While the entire city of New Orleans was under water politicians were seen vacationing. This blatant display of ignorance and apathy towards the situation in New Orleans is an example of the detriment done when others are seen as waste. Some politicians even going as far as to say that hurricane Katrina was a cleansing of the city. The waste of money and resources used in other areas that the United States government deemed more important than their own people was another example of the violence used against the people of New Orleans. The people of New Orleans have repeatedly expressed irritation at the waste of money being spent on the war in Iraq while residents of New Orleans continued to die as a result of the hurricane and the heat of the summer that followed. This waste of money was an act of violence against the people of New Orleans. This act of violence was a performance as the entire world was the audience that witnessed it. Hurricane Katrina destroyed countless lives but the poorly constructed safety measures, withholding of resources, and slow reaction of the United States government was the true cause of the catastrophe that came out of hurricane Katrina. Roach brings up the idea that the mistakes of our past follow us into the future. The poor construction of the levees was the past that followed New Orleans into the future and reeked havoc on residents living there. This poor construction of the levees ties into the idea of waste and the thought of human beings as waste. The United States government didn’t want to spend the money for the proper construction of the levees that would have protected New Orleans from category 5 hurricanes such as Katrina. They thought of the money spent as a waste and as a result left the levees unfinished and in turn left New Orleans residents unprotected.

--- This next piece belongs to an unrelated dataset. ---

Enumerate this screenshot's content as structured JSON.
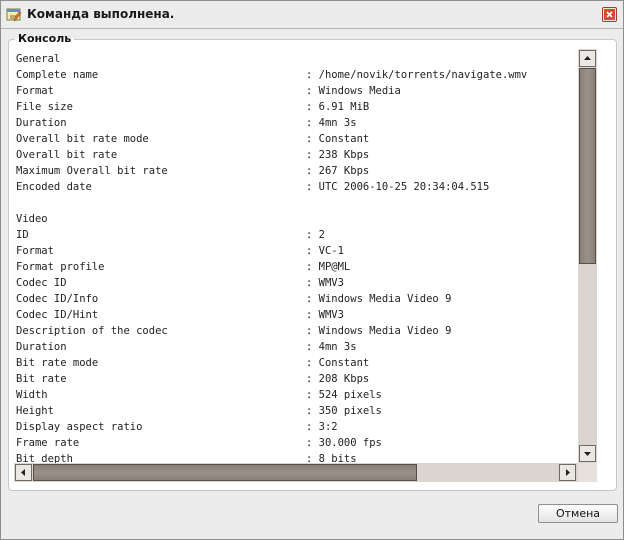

The carelessness showcased by the United States government added to the death tole of Katrina. Without food and water the people that had survived the actual flood were dying. People were also dying because of the lack of shelter and the unrelenting heat that came after the storm. People were dying on the streets waiting for help that would never come. With houses destroyed, people were left homeless. The government promised them trailers, these trailers did come but it took way longer than it should have. By ignoring the suffering of the New Orleans residents, the government wasted the lives of well over a thousand people. Even today the effects of Katrina can be felt in New Orleans. This is another ghost of the past haunting the present. While people continue to come to New Orleans from all over the to celebrate Mardi Gras and experience the rich culture that survives there, the suffering of the residence is very much ignored by the rest of the country and the world. Many places have yet to be completely rebuild almost two decades later. While the initial catastrophe is over the effects of it and the government’s lackluster response continues to effect not only the residence of New Orleans but the rest of the country as people saw just how faulty our government truly is.